- **What to do**: Only the lines containing "symbol" should appear in the answer, copied from the listing below.

Listed records: Begin

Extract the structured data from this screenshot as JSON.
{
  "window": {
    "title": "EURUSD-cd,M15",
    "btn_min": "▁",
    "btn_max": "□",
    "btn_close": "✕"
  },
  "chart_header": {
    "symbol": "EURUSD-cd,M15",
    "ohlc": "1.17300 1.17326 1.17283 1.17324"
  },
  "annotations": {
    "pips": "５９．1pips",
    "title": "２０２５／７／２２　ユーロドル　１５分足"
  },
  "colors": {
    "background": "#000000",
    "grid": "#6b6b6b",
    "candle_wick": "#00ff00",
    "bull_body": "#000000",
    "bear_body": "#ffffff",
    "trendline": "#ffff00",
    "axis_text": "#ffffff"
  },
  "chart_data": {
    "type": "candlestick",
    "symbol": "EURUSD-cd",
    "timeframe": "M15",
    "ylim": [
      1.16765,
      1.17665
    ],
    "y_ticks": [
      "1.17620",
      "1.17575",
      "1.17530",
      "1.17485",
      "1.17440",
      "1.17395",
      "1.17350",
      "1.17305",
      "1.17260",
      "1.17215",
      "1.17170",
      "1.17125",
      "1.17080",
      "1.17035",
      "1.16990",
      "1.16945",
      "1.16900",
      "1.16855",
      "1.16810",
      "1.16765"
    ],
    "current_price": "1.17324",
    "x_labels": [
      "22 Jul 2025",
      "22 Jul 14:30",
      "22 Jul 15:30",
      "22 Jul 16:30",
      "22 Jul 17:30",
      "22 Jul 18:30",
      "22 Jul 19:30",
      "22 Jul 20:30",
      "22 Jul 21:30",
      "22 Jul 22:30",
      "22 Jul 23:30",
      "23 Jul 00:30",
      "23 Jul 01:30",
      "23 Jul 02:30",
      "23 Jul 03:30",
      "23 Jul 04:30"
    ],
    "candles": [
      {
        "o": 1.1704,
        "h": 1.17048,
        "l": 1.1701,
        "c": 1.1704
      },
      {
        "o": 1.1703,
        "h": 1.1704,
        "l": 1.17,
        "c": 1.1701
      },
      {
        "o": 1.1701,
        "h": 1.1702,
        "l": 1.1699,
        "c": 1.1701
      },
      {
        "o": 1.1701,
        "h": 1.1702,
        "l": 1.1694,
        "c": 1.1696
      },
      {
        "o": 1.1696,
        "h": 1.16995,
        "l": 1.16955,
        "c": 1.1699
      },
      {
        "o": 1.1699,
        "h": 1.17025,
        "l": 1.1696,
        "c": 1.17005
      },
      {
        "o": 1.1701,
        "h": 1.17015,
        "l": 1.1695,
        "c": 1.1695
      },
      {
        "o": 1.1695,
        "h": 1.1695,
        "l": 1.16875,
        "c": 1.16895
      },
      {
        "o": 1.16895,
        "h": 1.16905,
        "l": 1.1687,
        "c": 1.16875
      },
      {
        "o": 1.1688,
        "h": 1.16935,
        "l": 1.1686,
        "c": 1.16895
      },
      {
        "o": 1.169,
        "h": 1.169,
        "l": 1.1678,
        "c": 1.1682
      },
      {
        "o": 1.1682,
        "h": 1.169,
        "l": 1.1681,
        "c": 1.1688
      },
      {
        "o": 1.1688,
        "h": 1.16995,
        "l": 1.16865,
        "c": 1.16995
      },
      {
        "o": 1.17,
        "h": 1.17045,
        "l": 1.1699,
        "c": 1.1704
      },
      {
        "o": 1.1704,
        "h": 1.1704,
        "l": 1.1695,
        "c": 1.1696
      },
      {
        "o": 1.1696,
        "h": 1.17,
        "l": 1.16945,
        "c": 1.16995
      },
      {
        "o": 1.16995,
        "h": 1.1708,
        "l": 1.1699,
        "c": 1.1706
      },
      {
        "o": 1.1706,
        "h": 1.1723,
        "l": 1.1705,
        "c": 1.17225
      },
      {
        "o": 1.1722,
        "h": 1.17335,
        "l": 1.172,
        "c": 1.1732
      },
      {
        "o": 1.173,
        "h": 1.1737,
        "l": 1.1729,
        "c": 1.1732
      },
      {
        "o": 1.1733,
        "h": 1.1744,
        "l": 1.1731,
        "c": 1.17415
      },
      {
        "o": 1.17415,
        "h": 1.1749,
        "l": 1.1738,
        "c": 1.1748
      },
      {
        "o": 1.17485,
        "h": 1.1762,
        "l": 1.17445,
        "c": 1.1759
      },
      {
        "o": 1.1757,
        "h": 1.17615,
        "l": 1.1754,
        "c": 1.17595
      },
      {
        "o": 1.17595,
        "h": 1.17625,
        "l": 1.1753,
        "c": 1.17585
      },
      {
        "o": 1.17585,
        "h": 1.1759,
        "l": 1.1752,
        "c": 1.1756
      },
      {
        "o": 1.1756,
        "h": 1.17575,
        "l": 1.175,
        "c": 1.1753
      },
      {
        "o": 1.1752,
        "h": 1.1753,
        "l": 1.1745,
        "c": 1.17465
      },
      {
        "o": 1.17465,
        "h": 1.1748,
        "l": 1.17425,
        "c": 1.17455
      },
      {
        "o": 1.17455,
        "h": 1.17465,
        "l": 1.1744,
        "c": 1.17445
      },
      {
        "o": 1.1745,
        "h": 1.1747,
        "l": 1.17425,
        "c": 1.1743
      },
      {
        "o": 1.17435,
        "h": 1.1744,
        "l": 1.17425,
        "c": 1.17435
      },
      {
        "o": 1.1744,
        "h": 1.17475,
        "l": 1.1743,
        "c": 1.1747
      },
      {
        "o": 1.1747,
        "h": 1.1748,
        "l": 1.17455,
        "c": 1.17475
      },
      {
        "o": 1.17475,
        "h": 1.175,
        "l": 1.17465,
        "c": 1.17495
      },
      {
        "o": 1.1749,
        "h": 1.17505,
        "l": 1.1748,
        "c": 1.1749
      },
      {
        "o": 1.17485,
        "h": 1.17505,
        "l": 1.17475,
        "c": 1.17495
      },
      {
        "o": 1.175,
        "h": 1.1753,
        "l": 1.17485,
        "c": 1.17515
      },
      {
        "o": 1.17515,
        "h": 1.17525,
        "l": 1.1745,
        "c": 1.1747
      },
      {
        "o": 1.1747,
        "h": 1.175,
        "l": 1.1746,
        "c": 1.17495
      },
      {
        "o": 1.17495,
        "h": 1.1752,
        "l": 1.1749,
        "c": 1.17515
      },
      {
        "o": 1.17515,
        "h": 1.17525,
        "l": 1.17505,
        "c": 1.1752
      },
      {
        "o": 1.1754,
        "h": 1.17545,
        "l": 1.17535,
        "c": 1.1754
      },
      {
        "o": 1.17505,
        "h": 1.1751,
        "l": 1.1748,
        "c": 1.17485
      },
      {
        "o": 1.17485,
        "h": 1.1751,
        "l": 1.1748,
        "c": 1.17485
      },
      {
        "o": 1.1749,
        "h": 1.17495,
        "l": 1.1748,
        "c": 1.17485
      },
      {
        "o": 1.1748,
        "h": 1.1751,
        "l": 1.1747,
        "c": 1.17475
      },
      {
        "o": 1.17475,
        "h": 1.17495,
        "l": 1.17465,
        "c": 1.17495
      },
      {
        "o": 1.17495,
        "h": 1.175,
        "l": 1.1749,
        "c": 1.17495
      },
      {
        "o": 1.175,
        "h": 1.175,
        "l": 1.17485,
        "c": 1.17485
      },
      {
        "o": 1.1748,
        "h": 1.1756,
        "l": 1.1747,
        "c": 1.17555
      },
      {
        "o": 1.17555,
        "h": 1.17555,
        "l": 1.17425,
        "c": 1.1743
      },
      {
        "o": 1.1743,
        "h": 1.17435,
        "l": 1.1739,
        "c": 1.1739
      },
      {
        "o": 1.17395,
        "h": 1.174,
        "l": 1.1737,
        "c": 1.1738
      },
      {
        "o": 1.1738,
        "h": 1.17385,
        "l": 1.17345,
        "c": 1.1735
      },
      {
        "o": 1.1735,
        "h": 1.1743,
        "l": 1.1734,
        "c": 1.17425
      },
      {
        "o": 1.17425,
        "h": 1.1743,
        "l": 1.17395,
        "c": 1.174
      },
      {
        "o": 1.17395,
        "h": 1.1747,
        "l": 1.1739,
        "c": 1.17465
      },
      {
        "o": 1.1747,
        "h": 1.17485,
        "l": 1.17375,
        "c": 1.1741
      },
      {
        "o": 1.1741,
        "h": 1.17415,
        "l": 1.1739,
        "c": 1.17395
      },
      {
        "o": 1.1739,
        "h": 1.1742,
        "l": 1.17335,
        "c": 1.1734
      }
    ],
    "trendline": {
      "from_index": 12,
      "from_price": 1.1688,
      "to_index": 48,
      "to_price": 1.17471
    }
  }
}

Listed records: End

- **Exercise response**:
    "symbol": "EURUSD-cd,M15",
    "symbol": "EURUSD-cd",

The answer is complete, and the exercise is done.